“The Janus Project”
“We look at the present through a rear view mirror. We march backwards into the future.”
― Marshall McLuhan
Sequential presents The Janus Project. During the next few weeks of this shiny new year cartoonists and critics and retailers will sound off on their favourite comics and comics-related moments of 2013 while also looking forward to things to come in 2014. (Thanks to Mark Connery for the great Janus comics graphic! Mark has a new book that will debut at TCAF this May: Rudy will be published by the Minneapolis-based 2d Cloud.)
Our penultimate Janus Project guest columnist is Toronto cartoonist and erstwhile Sequential contributor Dalton Sharp.
The Janus Project
by Dalton Sharp
Comics I read, gifted or thought about in 2013:
Family is everything, and Rutu Modan continues to explore family secrets with her excellent second book.
Sunday Night Movies
There is a reason the Oscars and Grammys happen in the depths and drudge of winter. One of my winter respite books this year, Leanne Shapton’s Sunday Night Movies is more successful than her Native Trees of Canada. I love trees, but just give me the facts rather than a dreamy art girl meditation. Picture shows, on the other hand, are inherently dreamy and go well with Shapton’s water coloury depictions of titles, credits and screen idols.
The Journal of the Main Street Secret Lodge
After self-publishing some really interesting comics in the early 90’s, Steven Gilbert, I presume tired of having a basement full of unsold product, disappeared. A new novella then, was the surprise for me of 2013.
It can be shaky finding your sea legs after so long on land. The Journal of the Main Street Secret Lodge is not as accomplished as Gilbert’s best comic, Colville, a tale of petty theft gone horribly wrong. Still, The Journal is a wonderfully trippy treat. It’s 1899, the Canada-US border a mere technicality for a restless population always hustling towards the next great opportunity. The tense atmosphere, the buildings, the towns, back rooms, billiards – the town is real and heartfelt.

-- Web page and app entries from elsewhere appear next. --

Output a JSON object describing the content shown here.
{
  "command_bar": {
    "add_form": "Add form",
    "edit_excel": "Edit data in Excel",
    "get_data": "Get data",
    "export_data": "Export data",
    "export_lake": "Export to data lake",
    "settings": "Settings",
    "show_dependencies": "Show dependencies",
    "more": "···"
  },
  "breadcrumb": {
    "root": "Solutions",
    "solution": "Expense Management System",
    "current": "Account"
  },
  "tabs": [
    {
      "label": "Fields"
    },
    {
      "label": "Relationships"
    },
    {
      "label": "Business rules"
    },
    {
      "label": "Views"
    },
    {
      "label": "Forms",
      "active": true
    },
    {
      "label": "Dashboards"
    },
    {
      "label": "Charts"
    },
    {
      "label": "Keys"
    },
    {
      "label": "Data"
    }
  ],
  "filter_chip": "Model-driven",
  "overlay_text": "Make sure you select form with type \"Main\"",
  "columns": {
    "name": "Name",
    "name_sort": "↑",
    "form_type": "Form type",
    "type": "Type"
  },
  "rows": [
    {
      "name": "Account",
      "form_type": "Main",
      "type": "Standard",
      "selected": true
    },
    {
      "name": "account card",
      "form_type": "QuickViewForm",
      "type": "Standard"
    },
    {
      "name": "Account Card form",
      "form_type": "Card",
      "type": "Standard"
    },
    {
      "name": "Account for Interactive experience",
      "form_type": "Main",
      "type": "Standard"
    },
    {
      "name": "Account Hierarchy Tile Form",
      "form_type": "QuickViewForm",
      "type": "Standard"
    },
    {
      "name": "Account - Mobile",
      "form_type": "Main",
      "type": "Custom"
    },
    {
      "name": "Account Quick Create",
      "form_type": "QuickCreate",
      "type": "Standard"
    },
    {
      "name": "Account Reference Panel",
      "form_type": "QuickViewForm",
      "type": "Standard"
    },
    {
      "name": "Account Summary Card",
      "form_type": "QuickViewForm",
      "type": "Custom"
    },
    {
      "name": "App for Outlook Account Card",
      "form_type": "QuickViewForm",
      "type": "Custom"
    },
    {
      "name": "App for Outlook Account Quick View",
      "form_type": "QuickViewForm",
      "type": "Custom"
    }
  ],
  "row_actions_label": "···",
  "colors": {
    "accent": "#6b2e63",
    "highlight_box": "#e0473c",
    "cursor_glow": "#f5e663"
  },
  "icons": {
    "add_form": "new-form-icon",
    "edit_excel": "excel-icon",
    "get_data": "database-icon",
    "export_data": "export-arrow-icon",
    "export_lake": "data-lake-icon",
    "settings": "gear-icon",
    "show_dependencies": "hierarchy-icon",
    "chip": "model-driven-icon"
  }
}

I say ‘trippy’ because I can’t figure if references to Tennessee Williams and depictions of post-war glass door fronts are meant to take the piss, or technical errors … and I don’t really care. Because so much of the fun for me as a Torontonian is the juxtaposition of the hard scrabble Newmarket of the past with the ignored bedroom community of today. It’d be interesting to hear what non-locals make of it.
The Other Ghost World
Speaking of juxtaposition, if I can just go back to Modan for a moment, there is a beautiful affecting scene where an old woman returns to her Warsaw neighbourhood. Sepia panels show it as it is in her memory.
Kids, as you get old, and the built environment changes, one begins to see the old world superimposed on the new. I call this psychological effect “ghost worlding”, my term for it even before the Clowes book (I’m not LaBeoufing him), and this is a lovely example of it.
I gave a 12-year-old nephew the third Scott Pilgrim book for Christmas, Death Note to a 15-year-old nephew, and The Wrong Place as a birthday present to a female friend in her late 30’s. Yes, I do like to spread the gospel about Brecht Evens, but also the current Chinese cartoonists working in a similar painterly style.
My wish for 2014 would be to see some of this stuff translated into English. Chinese comics don’t have the imposing histories that American, European and Japanese do, and they look incredibly free and fun and innovative. No clue what they’re saying though. But like a great pop song in another language I’m still able to dig it.
I first saw her comics in the Don’t Touch Me anthologies years ago, and I’ve been champing to see a full graphic novel from Nina Bunjevac ever since. This is the year it happens! She’s been leaking gorgeous panels from Fatherland on Facebook.
Bunjevac is up there with Drew Friedman and Bernie Wrightson in technical proficiency. Her black and white art glows, crackles, flows or anything else she needs it to do. The woman doesn’t ink – she conjures. Matched with a truly shocking family history this book will be mandatory reading.